Let’s pause and think for just a minute.  Target audience determines your market.  But it also determines your style, your tone, your voice, the complexity of the story, the content….   So, if you don’t know who will read your book, you’re writing for just one person.

You.

Oh, horrors.

Now, before I we completely freak out about the fact that we put the cart before the horse and wrote our story before we considered our target audience, leaving us now completely lost in terms placing our book, let’s consider the delineations between YA and adult fiction and see if we can’t make ourselves feel better find some answers.

There are many readers who enjoy YA literature who are not in the “target” age bracket of, say, 12-18 or 19 years old.  And there are many teens who skip YA lit altogether and dive straight into “adult” fiction.  I think Brandon Sanderson’s Mistborn trilogy would be a fabulous example of a broadly-appealing “adult” novel, and the Harry Potter series could serve as an excellent example of “YA” literature that appealed to many adults.  So, the lines dividing the two are blurred in some respects.  But there are other novels, like the Sweet Valley High series, that would never be seen in the hands of anyone other than a tween-teen girl.  And, I would argue, there are some adult novels that aren’t appropriate for teens, but that is a more fluid distinction.

There’s a good deal of bleed-over in readership of adult and YA literature, then.  Sometimes.  Depending on the story.

Readers expect certain things from the author and the story depending on how it is categorized.  Readers choosing a YA novel will expect to find, for example, a main character who is either a teenager or very close to it.  They may expect faster action, a plot that is more straightforward, and dialogue and diction that is pitched to a teen audience.  Page length may also be a consideration.  Similarly, readers of adult fiction may expect more complexity in characters and in plot, a higher level of diction, and may have a higher tolerance for a longer page count.  But is all this written in stone?  No.

For that reason, it pays, I think, to stop thinking in such general terms.  Consider your story.  If you could walk into a little coffee shop and see someone sitting there reading your book, who would they be (ideally)?  Is she a Ren Faire gal who never leaves the Ren Faire behind?  Is he a busy executive?  Is she a college student majoring in biochemistry?  Is he a graduate student studying literature at the local college?  Is she a stay-at-home soccer mom with three kids and two dogs?  Is he a grandfather who enjoys fishing and telling war stories?  Is she a young teen who is struggling to make sense of life?  Try to be as specific as you can as you define your Ideal Reader.

It’s okay to have a niche.  It’s even okay to have a pretty small niche.  The key is to know what your niche is, and then write for that audience.  Will you have crossovers – those readers who usually only read crime novels but yours was the only thing available at the dentist’s office?  Sure.  But that’s not your target audience.
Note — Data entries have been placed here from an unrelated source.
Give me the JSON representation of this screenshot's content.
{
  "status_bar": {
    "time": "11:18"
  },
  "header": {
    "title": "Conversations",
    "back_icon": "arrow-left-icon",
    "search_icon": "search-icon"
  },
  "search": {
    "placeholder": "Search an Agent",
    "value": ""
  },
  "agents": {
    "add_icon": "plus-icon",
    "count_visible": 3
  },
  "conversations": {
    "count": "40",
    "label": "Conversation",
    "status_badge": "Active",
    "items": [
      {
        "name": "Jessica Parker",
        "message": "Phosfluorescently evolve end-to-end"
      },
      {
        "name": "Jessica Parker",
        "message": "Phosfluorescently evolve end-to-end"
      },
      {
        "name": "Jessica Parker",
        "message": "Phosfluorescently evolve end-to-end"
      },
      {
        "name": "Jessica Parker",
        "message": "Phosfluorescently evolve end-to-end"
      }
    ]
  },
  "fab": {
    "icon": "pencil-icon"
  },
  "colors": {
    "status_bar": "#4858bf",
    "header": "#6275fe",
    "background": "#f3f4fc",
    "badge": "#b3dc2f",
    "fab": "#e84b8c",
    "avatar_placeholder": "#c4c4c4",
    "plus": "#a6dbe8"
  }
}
Focus on your target audience.  Write to please them, and chances are, you’ll find success.